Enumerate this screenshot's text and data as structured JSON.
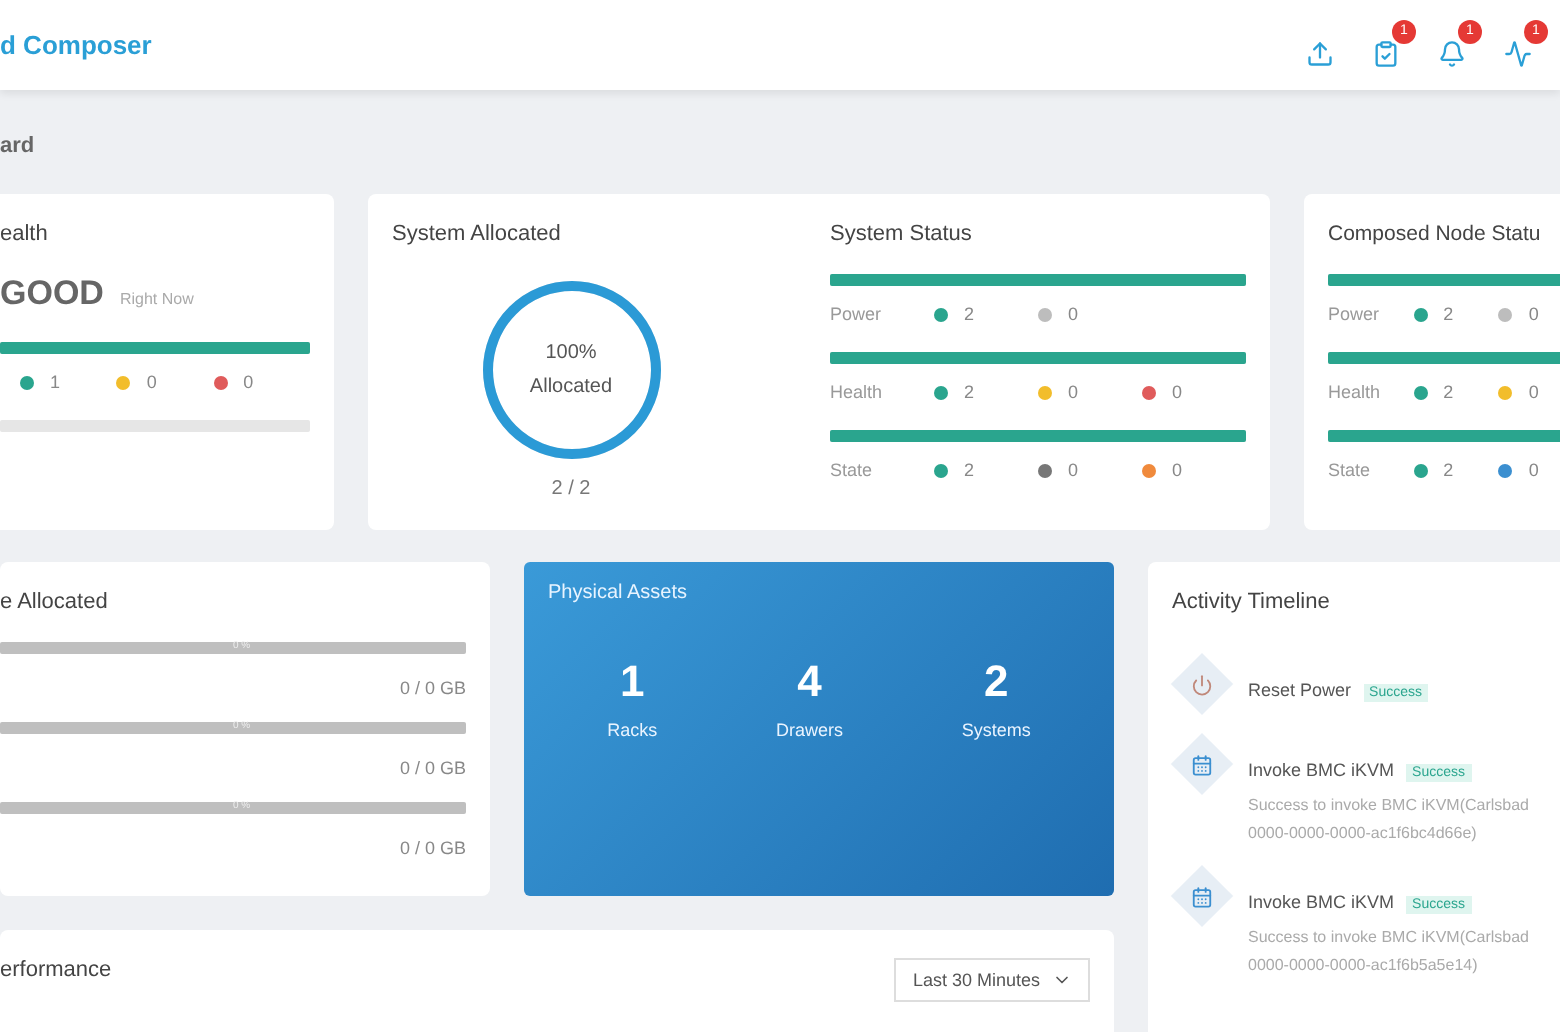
{
  "header": {
    "title": "d Composer",
    "actions": [
      {
        "kind": "upload"
      },
      {
        "kind": "clipboard",
        "badge": "1"
      },
      {
        "kind": "bell",
        "badge": "1"
      },
      {
        "kind": "pulse",
        "badge": "1"
      }
    ]
  },
  "breadcrumb": "ard",
  "health": {
    "title": "ealth",
    "status": "GOOD",
    "time": "Right Now",
    "level": 1,
    "counts": [
      {
        "color": "#2aa58e",
        "value": "1"
      },
      {
        "color": "#f2bd2b",
        "value": "0"
      },
      {
        "color": "#e05b5b",
        "value": "0"
      }
    ]
  },
  "system_allocated": {
    "title": "System Allocated",
    "level": 1,
    "percent": "100%",
    "label": "Allocated",
    "ratio": "2 / 2"
  },
  "system_status": {
    "title": "System Status",
    "rows": [
      {
        "label": "Power",
        "level": 1,
        "counts": [
          {
            "color": "#2aa58e",
            "value": "2"
          },
          {
            "color": "#bdbdbd",
            "value": "0"
          }
        ]
      },
      {
        "label": "Health",
        "level": 1,
        "counts": [
          {
            "color": "#2aa58e",
            "value": "2"
          },
          {
            "color": "#f2bd2b",
            "value": "0"
          },
          {
            "color": "#e05b5b",
            "value": "0"
          }
        ]
      },
      {
        "label": "State",
        "level": 1,
        "counts": [
          {
            "color": "#2aa58e",
            "value": "2"
          },
          {
            "color": "#777777",
            "value": "0"
          },
          {
            "color": "#f08a3c",
            "value": "0"
          }
        ]
      }
    ]
  },
  "composed_node_status": {
    "title": "Composed Node Statu",
    "rows": [
      {
        "label": "Power",
        "level": 1,
        "counts": [
          {
            "color": "#2aa58e",
            "value": "2"
          },
          {
            "color": "#bdbdbd",
            "value": "0"
          }
        ]
      },
      {
        "label": "Health",
        "level": 1,
        "counts": [
          {
            "color": "#2aa58e",
            "value": "2"
          },
          {
            "color": "#f2bd2b",
            "value": "0"
          }
        ]
      },
      {
        "label": "State",
        "level": 1,
        "counts": [
          {
            "color": "#2aa58e",
            "value": "2"
          },
          {
            "color": "#3b8fd0",
            "value": "0"
          }
        ]
      }
    ]
  },
  "resource_allocated": {
    "title": "e Allocated",
    "rows": [
      {
        "percent": "0 %",
        "level": 0,
        "amount": "0 / 0 GB"
      },
      {
        "percent": "0 %",
        "level": 0,
        "amount": "0 / 0 GB"
      },
      {
        "percent": "0 %",
        "level": 0,
        "amount": "0 / 0 GB"
      }
    ]
  },
  "physical_assets": {
    "title": "Physical Assets",
    "items": [
      {
        "value": "1",
        "label": "Racks"
      },
      {
        "value": "4",
        "label": "Drawers"
      },
      {
        "value": "2",
        "label": "Systems"
      }
    ]
  },
  "activity_timeline": {
    "title": "Activity Timeline",
    "items": [
      {
        "kind": "power",
        "title": "Reset Power",
        "status": "Success"
      },
      {
        "kind": "calendar",
        "title": "Invoke BMC iKVM",
        "status": "Success",
        "lines": [
          "Success to invoke BMC iKVM(Carlsbad",
          "0000-0000-0000-ac1f6bc4d66e)"
        ]
      },
      {
        "kind": "calendar",
        "title": "Invoke BMC iKVM",
        "status": "Success",
        "lines": [
          "Success to invoke BMC iKVM(Carlsbad",
          "0000-0000-0000-ac1f6b5a5e14)"
        ]
      }
    ]
  },
  "performance": {
    "title": "erformance",
    "range": "Last 30 Minutes"
  }
}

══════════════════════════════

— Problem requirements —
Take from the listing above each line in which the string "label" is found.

— Result below —
    "label": "Allocated",
        "label": "Power",
        "label": "Health",
        "label": "State",
        "label": "Power",
        "label": "Health",
        "label": "State",
        "label": "Racks"
        "label": "Drawers"
        "label": "Systems"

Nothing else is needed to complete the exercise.